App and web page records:
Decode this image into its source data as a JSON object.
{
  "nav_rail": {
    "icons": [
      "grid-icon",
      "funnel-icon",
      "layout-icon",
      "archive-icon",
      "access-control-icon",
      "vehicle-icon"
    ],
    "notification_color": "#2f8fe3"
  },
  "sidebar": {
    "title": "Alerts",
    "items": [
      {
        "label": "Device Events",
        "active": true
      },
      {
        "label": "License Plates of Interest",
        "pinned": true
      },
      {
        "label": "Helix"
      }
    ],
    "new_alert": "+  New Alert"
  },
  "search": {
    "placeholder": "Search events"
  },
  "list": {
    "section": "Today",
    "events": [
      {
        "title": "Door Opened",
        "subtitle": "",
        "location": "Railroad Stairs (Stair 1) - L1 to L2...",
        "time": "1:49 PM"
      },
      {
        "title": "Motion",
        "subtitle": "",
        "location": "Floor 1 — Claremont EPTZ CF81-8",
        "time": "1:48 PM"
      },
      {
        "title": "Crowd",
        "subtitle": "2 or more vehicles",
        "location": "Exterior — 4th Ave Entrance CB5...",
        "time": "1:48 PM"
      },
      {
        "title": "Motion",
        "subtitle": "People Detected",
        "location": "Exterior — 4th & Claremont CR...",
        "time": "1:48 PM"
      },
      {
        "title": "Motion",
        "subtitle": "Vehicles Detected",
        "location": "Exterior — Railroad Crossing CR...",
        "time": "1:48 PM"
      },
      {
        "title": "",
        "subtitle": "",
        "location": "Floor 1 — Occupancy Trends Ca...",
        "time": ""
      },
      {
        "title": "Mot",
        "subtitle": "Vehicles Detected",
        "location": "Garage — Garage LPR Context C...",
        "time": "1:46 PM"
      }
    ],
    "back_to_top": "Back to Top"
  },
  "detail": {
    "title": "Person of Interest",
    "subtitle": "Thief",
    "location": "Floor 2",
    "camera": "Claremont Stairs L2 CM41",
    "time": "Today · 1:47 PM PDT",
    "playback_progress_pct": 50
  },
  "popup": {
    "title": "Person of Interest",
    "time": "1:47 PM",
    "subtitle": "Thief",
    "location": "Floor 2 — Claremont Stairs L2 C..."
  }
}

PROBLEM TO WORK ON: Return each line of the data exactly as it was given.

YOUR RESPONSE:
Decode this image into its source data as a JSON object.
{
  "nav_rail": {
    "icons": [
      "grid-icon",
      "funnel-icon",
      "layout-icon",
      "archive-icon",
      "access-control-icon",
      "vehicle-icon"
    ],
    "notification_color": "#2f8fe3"
  },
  "sidebar": {
    "title": "Alerts",
    "items": [
      {
        "label": "Device Events",
        "active": true
      },
      {
        "label": "License Plates of Interest",
        "pinned": true
      },
      {
        "label": "Helix"
      }
    ],
    "new_alert": "+  New Alert"
  },
  "search": {
    "placeholder": "Search events"
  },
  "list": {
    "section": "Today",
    "events": [
      {
        "title": "Door Opened",
        "subtitle": "",
        "location": "Railroad Stairs (Stair 1) - L1 to L2...",
        "time": "1:49 PM"
      },
      {
        "title": "Motion",
        "subtitle": "",
        "location": "Floor 1 — Claremont EPTZ CF81-8",
        "time": "1:48 PM"
      },
      {
        "title": "Crowd",
        "subtitle": "2 or more vehicles",
        "location": "Exterior — 4th Ave Entrance CB5...",
        "time": "1:48 PM"
      },
      {
        "title": "Motion",
        "subtitle": "People Detected",
        "location": "Exterior — 4th & Claremont CR...",
        "time": "1:48 PM"
      },
      {
        "title": "Motion",
        "subtitle": "Vehicles Detected",
        "location": "Exterior — Railroad Crossing CR...",
        "time": "1:48 PM"
      },
      {
        "title": "",
        "subtitle": "",
        "location": "Floor 1 — Occupancy Trends Ca...",
        "time": ""
      },
      {
        "title": "Mot",
        "subtitle": "Vehicles Detected",
        "location": "Garage — Garage LPR Context C...",
        "time": "1:46 PM"
      }
    ],
    "back_to_top": "Back to Top"
  },
  "detail": {
    "title": "Person of Interest",
    "subtitle": "Thief",
    "location": "Floor 2",
    "camera": "Claremont Stairs L2 CM41",
    "time": "Today · 1:47 PM PDT",
    "playback_progress_pct": 50
  },
  "popup": {
    "title": "Person of Interest",
    "time": "1:47 PM",
    "subtitle": "Thief",
    "location": "Floor 2 — Claremont Stairs L2 C..."
  }
}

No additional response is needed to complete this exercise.